    Healthcare is expensive and often inaccessible to many. As a result, surgeons must consider simple, less expensiveinterventions when possible. For wound care, an older but quite effective cleaning agent is Dakin’s solution (0.5%sodium hypochlorite), an easily made mixture of 100 milliliters (ml) bleach with 8 teaspoons (tsp) baking soda into agallon of clean water or 25 ml bleach and 2 tsp baking soda into a liter of water. Gauze is then wet with this solution,placed on the wound, and replaced every 24 hours as needed. Our team of surgeons in Haiti and the United Statesis currently using Dakin’s solution for wound care following orthopedic surgery and finds it to be a low-cost, safe, andeffective treatment for post-surgical wound care for both resource-limited and non-resource strained environments.This report aims to update the current literature and encourage the consideration of Dakin’s solution for modernwound care.Level of evidence: III
    Keywords: Cost-reduction, Dakin’s Solution, Haiti, Low-resource Settings, Wound Care
  • Ali Sadighi, Touraj Asvadi Kermani *, Parham Maroufi, Kosar Tarvirdizade, Atabak A.Kermani Pages 204-208

    Intrathoracic displacement of the humeral head is a very uncommon condition and can be life threatening due to lungor heart injuries. There is a report of this condition where intrathoracic bone fragment was missed.
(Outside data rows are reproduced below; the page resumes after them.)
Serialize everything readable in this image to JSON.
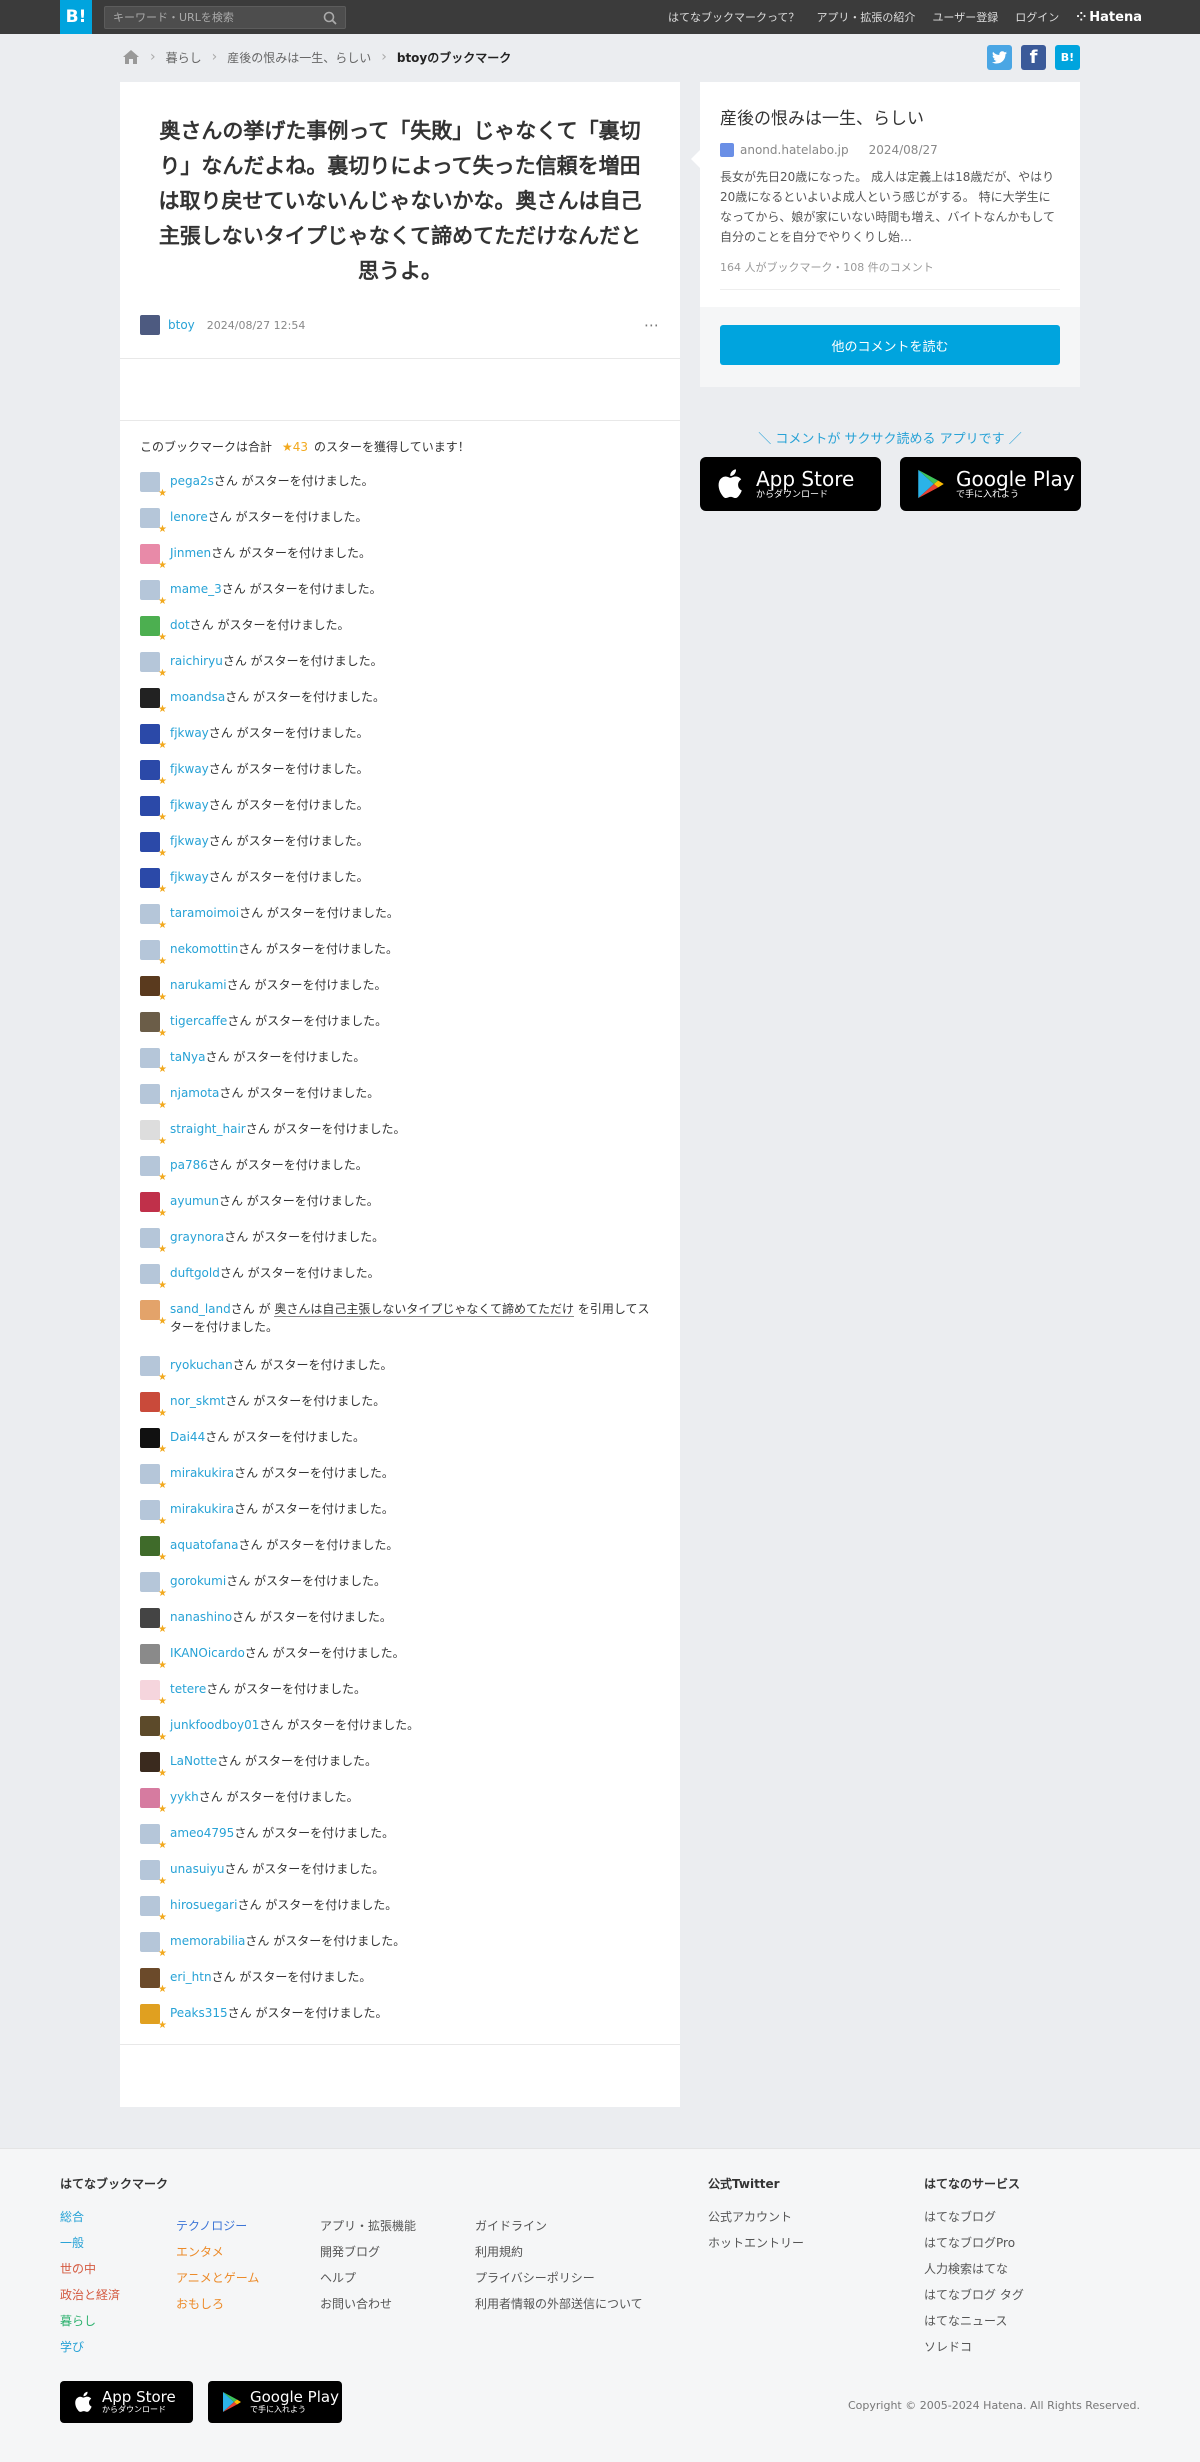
{
  "header": {
    "logo": "B!",
    "search_placeholder": "キーワード・URLを検索",
    "nav": [
      "はてなブックマークって？",
      "アプリ・拡張の紹介",
      "ユーザー登録",
      "ログイン"
    ],
    "brand": "Hatena"
  },
  "breadcrumb": {
    "items": [
      "暮らし",
      "産後の恨みは一生、らしい"
    ],
    "current": "btoyのブックマーク"
  },
  "share": {
    "facebook": "f",
    "hatena": "B!"
  },
  "bookmark": {
    "quote": "奥さんの挙げた事例って「失敗」じゃなくて「裏切り」なんだよね。裏切りによって失った信頼を増田は取り戻せていないんじゃないかな。奥さんは自己主張しないタイプじゃなくて諦めてただけなんだと思うよ。",
    "user": "btoy",
    "date": "2024/08/27 12:54",
    "more": "⋯"
  },
  "star_summary": {
    "prefix": "このブックマークは合計",
    "count": "★43",
    "suffix": "のスターを獲得しています！"
  },
  "star_suffix": "さん がスターを付けました。",
  "stars": [
    {
      "user": "pega2s",
      "color": "#b5c6d9"
    },
    {
      "user": "lenore",
      "color": "#b5c6d9"
    },
    {
      "user": "Jinmen",
      "color": "#e88aa8"
    },
    {
      "user": "mame_3",
      "color": "#b5c6d9"
    },
    {
      "user": "dot",
      "color": "#4caf50"
    },
    {
      "user": "raichiryu",
      "color": "#b5c6d9"
    },
    {
      "user": "moandsa",
      "color": "#222222"
    },
    {
      "user": "fjkway",
      "color": "#2b49a8"
    },
    {
      "user": "fjkway",
      "color": "#2b49a8"
    },
    {
      "user": "fjkway",
      "color": "#2b49a8"
    },
    {
      "user": "fjkway",
      "color": "#2b49a8"
    },
    {
      "user": "fjkway",
      "color": "#2b49a8"
    },
    {
      "user": "taramoimoi",
      "color": "#b5c6d9"
    },
    {
      "user": "nekomottin",
      "color": "#b5c6d9"
    },
    {
      "user": "narukami",
      "color": "#5a3a1e"
    },
    {
      "user": "tigercaffe",
      "color": "#6b5d48"
    },
    {
      "user": "taNya",
      "color": "#b5c6d9"
    },
    {
      "user": "njamota",
      "color": "#b5c6d9"
    },
    {
      "user": "straight_hair",
      "color": "#dddddd"
    },
    {
      "user": "pa786",
      "color": "#b5c6d9"
    },
    {
      "user": "ayumun",
      "color": "#c0304a"
    },
    {
      "user": "graynora",
      "color": "#b5c6d9"
    },
    {
      "user": "duftgold",
      "color": "#b5c6d9"
    },
    {
      "user": "sand_land",
      "color": "#e3a36a",
      "quote": "奥さんは自己主張しないタイプじゃなくて諦めてただけ",
      "quote_suffix": "を引用してスターを付けました。"
    },
    {
      "user": "ryokuchan",
      "color": "#b5c6d9"
    },
    {
      "user": "nor_skmt",
      "color": "#c94a3a"
    },
    {
      "user": "Dai44",
      "color": "#111111"
    },
    {
      "user": "mirakukira",
      "color": "#b5c6d9"
    },
    {
      "user": "mirakukira",
      "color": "#b5c6d9"
    },
    {
      "user": "aquatofana",
      "color": "#3f6b2a"
    },
    {
      "user": "gorokumi",
      "color": "#b5c6d9"
    },
    {
      "user": "nanashino",
      "color": "#444444"
    },
    {
      "user": "IKANOicardo",
      "color": "#8a8a8a"
    },
    {
      "user": "tetere",
      "color": "#f5d5dd"
    },
    {
      "user": "junkfoodboy01",
      "color": "#5c4a2a"
    },
    {
      "user": "LaNotte",
      "color": "#3a2a1e"
    },
    {
      "user": "yykh",
      "color": "#d67ba0"
    },
    {
      "user": "ameo4795",
      "color": "#b5c6d9"
    },
    {
      "user": "unasuiyu",
      "color": "#b5c6d9"
    },
    {
      "user": "hirosuegari",
      "color": "#b5c6d9"
    },
    {
      "user": "memorabilia",
      "color": "#b5c6d9"
    },
    {
      "user": "eri_htn",
      "color": "#6b4a2a"
    },
    {
      "user": "Peaks315",
      "color": "#e0a020"
    }
  ],
  "entry": {
    "title": "産後の恨みは一生、らしい",
    "domain": "anond.hatelabo.jp",
    "date": "2024/08/27",
    "description": "長女が先日20歳になった。 成人は定義上は18歳だが、やはり20歳になるといよいよ成人という感じがする。 特に大学生になってから、娘が家にいない時間も増え、バイトなんかもして自分のことを自分でやりくりし始…",
    "count": "164 人がブックマーク・108 件のコメント",
    "button": "他のコメントを読む"
  },
  "promo": {
    "text": "＼ コメントが サクサク読める アプリです ／",
    "app_store": {
      "big": "App Store",
      "small": "からダウンロード"
    },
    "google_play": {
      "big": "Google Play",
      "small": "で手に入れよう"
    }
  },
  "footer": {
    "col1_title": "はてなブックマーク",
    "cats_a": [
      {
        "label": "総合",
        "color": "blue"
      },
      {
        "label": "一般",
        "color": "blue"
      },
      {
        "label": "世の中",
        "color": "red"
      },
      {
        "label": "政治と経済",
        "color": "red"
      },
      {
        "label": "暮らし",
        "color": "green"
      },
      {
        "label": "学び",
        "color": "blue"
      }
    ],
    "cats_b": [
      {
        "label": "テクノロジー",
        "color": "purple"
      },
      {
        "label": "エンタメ",
        "color": "orange"
      },
      {
        "label": "アニメとゲーム",
        "color": "orange"
      },
      {
        "label": "おもしろ",
        "color": "orange"
      }
    ],
    "links_c": [
      "アプリ・拡張機能",
      "開発ブログ",
      "ヘルプ",
      "お問い合わせ"
    ],
    "links_d": [
      "ガイドライン",
      "利用規約",
      "プライバシーポリシー",
      "利用者情報の外部送信について"
    ],
    "twitter_title": "公式Twitter",
    "twitter_links": [
      "公式アカウント",
      "ホットエントリー"
    ],
    "services_title": "はてなのサービス",
    "services": [
      "はてなブログ",
      "はてなブログPro",
      "人力検索はてな",
      "はてなブログ タグ",
      "はてなニュース",
      "ソレドコ"
    ],
    "copyright": "Copyright © 2005-2024 Hatena. All Rights Reserved."
  }
}
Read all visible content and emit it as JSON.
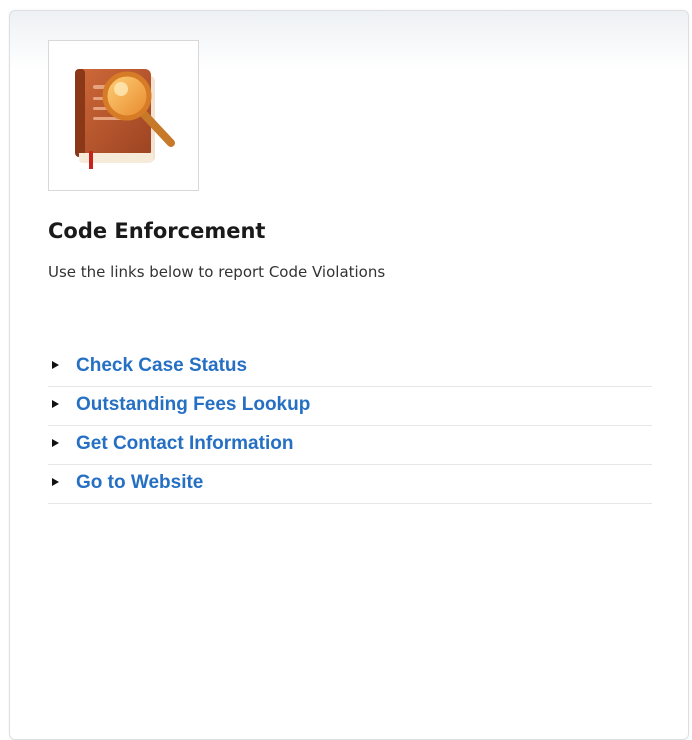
{
  "section": {
    "icon": "book-magnifier-icon",
    "title": "Code Enforcement",
    "description": "Use the links below to report Code Violations"
  },
  "links": [
    {
      "label": "Check Case Status"
    },
    {
      "label": "Outstanding Fees Lookup"
    },
    {
      "label": "Get Contact Information"
    },
    {
      "label": "Go to Website"
    }
  ],
  "colors": {
    "link": "#2670c4",
    "book": "#b5562c",
    "magnifier": "#f0a23c"
  }
}
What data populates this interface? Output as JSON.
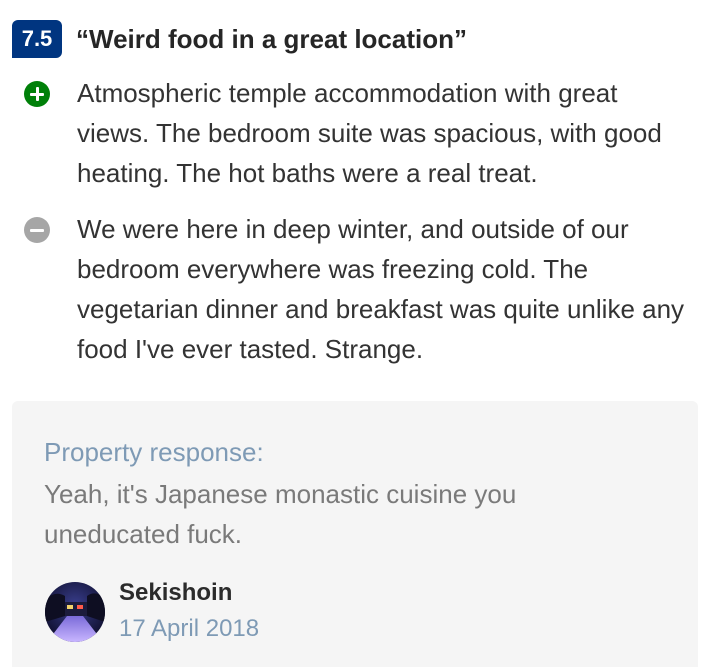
{
  "review": {
    "score": "7.5",
    "title": "“Weird food in a great location”",
    "positive": "Atmospheric temple accommodation with great views. The bedroom suite was spacious, with good heating. The hot baths were a real treat.",
    "negative": "We were here in deep winter, and outside of our bedroom everywhere was freezing cold. The vegetarian dinner and breakfast was quite unlike any food I've ever tasted. Strange."
  },
  "response": {
    "label": "Property response:",
    "text": "Yeah, it's Japanese monastic cuisine you uneducated fuck.",
    "author": "Sekishoin",
    "date": "17 April 2018"
  },
  "colors": {
    "score_badge": "#003580",
    "positive_icon": "#008009",
    "negative_icon": "#a6a6a6",
    "response_label": "#7e9ab5",
    "card_background": "#f5f5f5"
  },
  "icons": {
    "positive": "plus-circle-icon",
    "negative": "minus-circle-icon"
  }
}
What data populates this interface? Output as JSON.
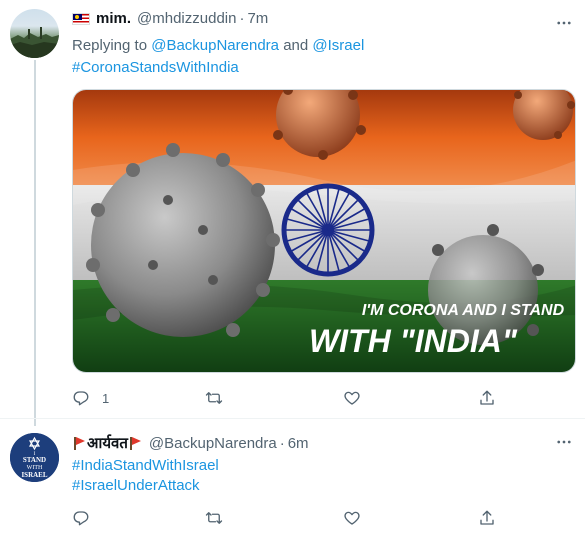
{
  "tweets": [
    {
      "name": "mim.",
      "handle": "@mhdizzuddin",
      "separator": "·",
      "time": "7m",
      "replying_prefix": "Replying to",
      "replying_user1": "@BackupNarendra",
      "replying_and": "and",
      "replying_user2": "@Israel",
      "hashtag": "#CoronaStandsWithIndia",
      "image_caption_line1": "I'M CORONA AND I STAND",
      "image_caption_line2": "WITH \"INDIA\"",
      "reply_count": "1"
    },
    {
      "name": "आर्यवत",
      "handle": "@BackupNarendra",
      "separator": "·",
      "time": "6m",
      "hashtag1": "#IndiaStandWithIsrael",
      "hashtag2": "#IsraelUnderAttack",
      "avatar_text": [
        "I",
        "STAND",
        "WITH",
        "ISRAEL"
      ]
    }
  ],
  "icons": [
    "reply-icon",
    "retweet-icon",
    "like-icon",
    "share-icon",
    "more-icon"
  ],
  "colors": {
    "link": "#1b95e0",
    "secondary": "#536471",
    "saffron": "#e8651c",
    "green": "#1f6b22",
    "chakra": "#1a2a8a"
  }
}
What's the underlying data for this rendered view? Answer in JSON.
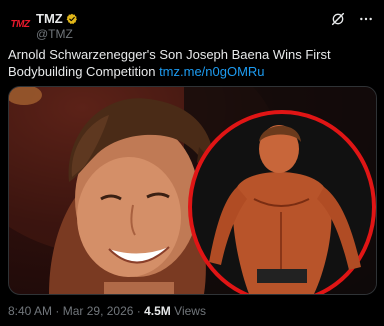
{
  "author": {
    "avatar_text": "TMZ",
    "display_name": "TMZ",
    "handle": "@TMZ"
  },
  "tweet": {
    "text": "Arnold Schwarzenegger's Son Joseph Baena Wins First Bodybuilding Competition",
    "link": "tmz.me/n0gOMRu"
  },
  "media": {
    "description_icon": "photo-collage"
  },
  "meta": {
    "time": "8:40 AM",
    "sep1": "·",
    "date": "Mar 29, 2026",
    "sep2": "·",
    "views_count": "4.5M",
    "views_label": "Views"
  },
  "icons": {
    "verified": "verified-gold-badge-icon",
    "grok": "grok-icon",
    "more": "more-icon"
  },
  "colors": {
    "background": "#000000",
    "text": "#e7e9ea",
    "muted": "#71767b",
    "link": "#1d9bf0",
    "brand_red": "#e8192c",
    "verified_gold": "#e2b719"
  }
}
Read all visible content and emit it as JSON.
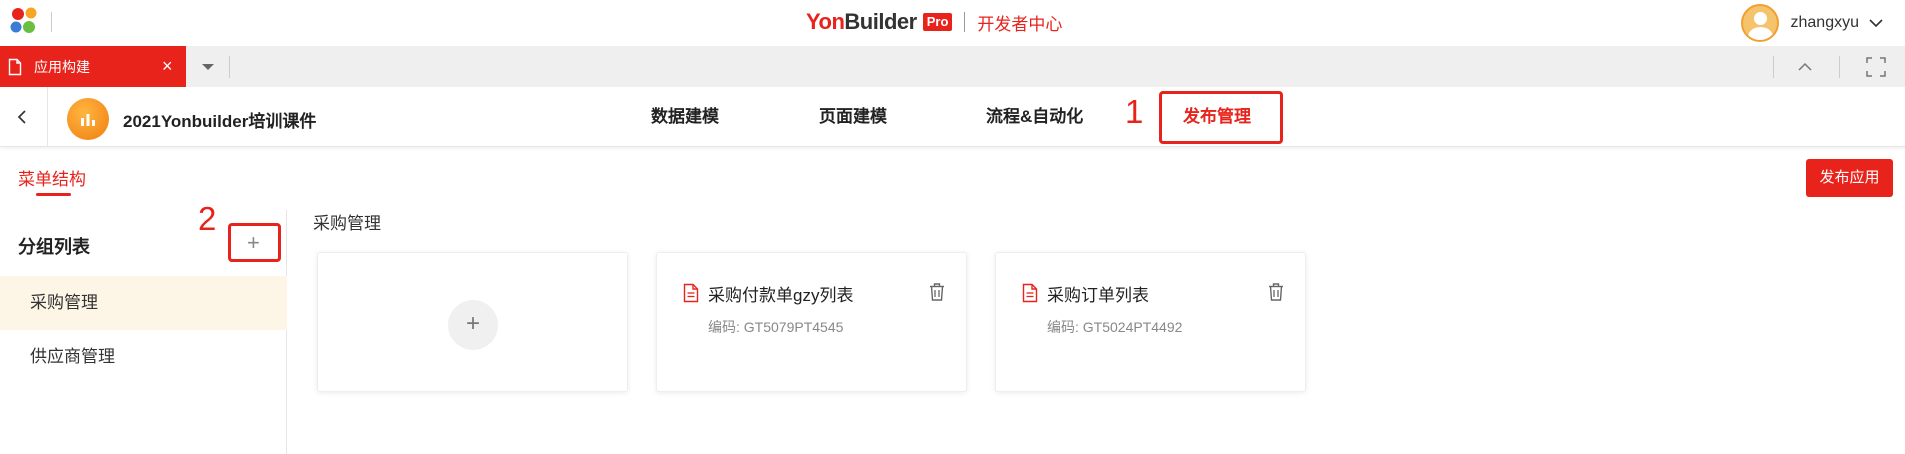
{
  "topbar": {
    "brand_yon": "Yon",
    "brand_builder": "Builder",
    "brand_pro": "Pro",
    "brand_sub": "开发者中心",
    "user_name": "zhangxyu"
  },
  "tabs": {
    "active_label": "应用构建",
    "close_glyph": "×"
  },
  "app": {
    "name": "2021Yonbuilder培训课件",
    "nav": [
      "数据建模",
      "页面建模",
      "流程&自动化",
      "发布管理"
    ],
    "active_nav": "发布管理"
  },
  "annotations": {
    "one": "1",
    "two": "2"
  },
  "sub": {
    "menu_structure": "菜单结构",
    "publish_button": "发布应用"
  },
  "left": {
    "group_title": "分组列表",
    "add_glyph": "+",
    "groups": [
      "采购管理",
      "供应商管理"
    ]
  },
  "main": {
    "section_title": "采购管理",
    "add_glyph": "+",
    "cards": [
      {
        "title": "采购付款单gzy列表",
        "code": "编码: GT5079PT4545"
      },
      {
        "title": "采购订单列表",
        "code": "编码: GT5024PT4492"
      }
    ]
  },
  "colors": {
    "accent": "#e8231b",
    "selected_bg": "#fdf5e6"
  }
}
Because of rareincidence there is no guideline for approach and treatment of this condition.We hereby present a case of intrathoracic displacement of fractured humeral head in a man due to a car roll-overaccident.This condition requires a concise team workup of trauma and orthopedic surgeons along with the physical therapistsfor the best possible decision making.Displaced fractured humoral head into the thorax is a rare condition that needs more punctuality for on time diagnosisand team approach.Level of evidence: V

    Keywords: Fracture, Humeral head, Intrathoracic Displacement